### EXERCISE
The string "zone" may appear in lines of the listing. Report each line where it does.
Segment Start: RECORDS
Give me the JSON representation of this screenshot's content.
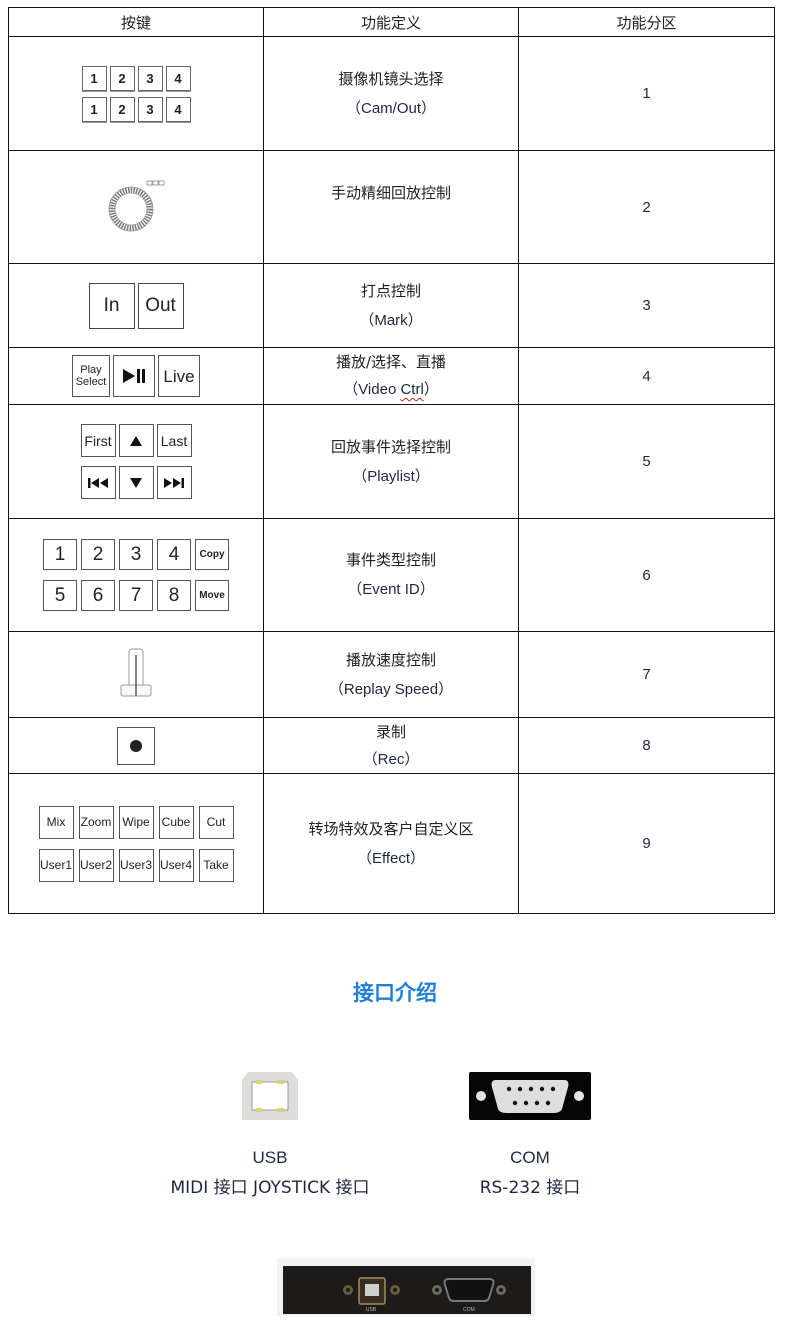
{
  "table": {
    "headers": [
      "按键",
      "功能定义",
      "功能分区"
    ],
    "rows": [
      {
        "keys_label": "Cam/Out key grid",
        "keys": [
          [
            "1",
            "2",
            "3",
            "4"
          ],
          [
            "1",
            "2",
            "3",
            "4"
          ]
        ],
        "func_cn": "摄像机镜头选择",
        "func_en": "（Cam/Out）",
        "zone": "1"
      },
      {
        "keys_label": "jog-shuttle wheel",
        "func_cn": "手动精细回放控制",
        "func_en": "",
        "zone": "2"
      },
      {
        "keys_label": "mark keys",
        "keys": [
          [
            "In",
            "Out"
          ]
        ],
        "func_cn": "打点控制",
        "func_en": "（Mark）",
        "zone": "3"
      },
      {
        "keys_label": "video control keys",
        "keys": [
          [
            "Play Select",
            "▶II",
            "Live"
          ]
        ],
        "func_cn": "播放/选择、直播",
        "func_en_pre": "（Video ",
        "func_en_wavy": "Ctrl",
        "func_en_post": "）",
        "zone": "4"
      },
      {
        "keys_label": "playlist keys",
        "keys": [
          [
            "First",
            "▲",
            "Last"
          ],
          [
            "|◀◀",
            "▼",
            "▶▶|"
          ]
        ],
        "func_cn": "回放事件选择控制",
        "func_en": "（Playlist）",
        "zone": "5"
      },
      {
        "keys_label": "event id keys",
        "keys": [
          [
            "1",
            "2",
            "3",
            "4",
            "Copy"
          ],
          [
            "5",
            "6",
            "7",
            "8",
            "Move"
          ]
        ],
        "func_cn": "事件类型控制",
        "func_en": "（Event ID）",
        "zone": "6"
      },
      {
        "keys_label": "replay speed fader",
        "func_cn": "播放速度控制",
        "func_en": "（Replay Speed）",
        "zone": "7"
      },
      {
        "keys_label": "record key",
        "func_cn": "录制",
        "func_en": "（Rec）",
        "zone": "8"
      },
      {
        "keys_label": "effect keys",
        "keys": [
          [
            "Mix",
            "Zoom",
            "Wipe",
            "Cube",
            "Cut"
          ],
          [
            "User1",
            "User2",
            "User3",
            "User4",
            "Take"
          ]
        ],
        "func_cn": "转场特效及客户自定义区",
        "func_en": "（Effect）",
        "zone": "9"
      }
    ]
  },
  "interfaces": {
    "title": "接口介绍",
    "title_color": "#1f7fd6",
    "usb": {
      "line1": "USB",
      "line2": "MIDI 接口 JOYSTICK 接口",
      "icon": "usb-b-port-icon"
    },
    "com": {
      "line1": "COM",
      "line2": "RS-232 接口",
      "icon": "db9-serial-port-icon"
    },
    "panel": {
      "usb_label": "USB",
      "com_label": "COM"
    }
  }
}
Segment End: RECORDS
### SOLUTION
        "zone": "1"
        "zone": "2"
        "zone": "3"
        "zone": "4"
        "zone": "5"
        "zone": "6"
        "zone": "7"
        "zone": "8"
        "zone": "9"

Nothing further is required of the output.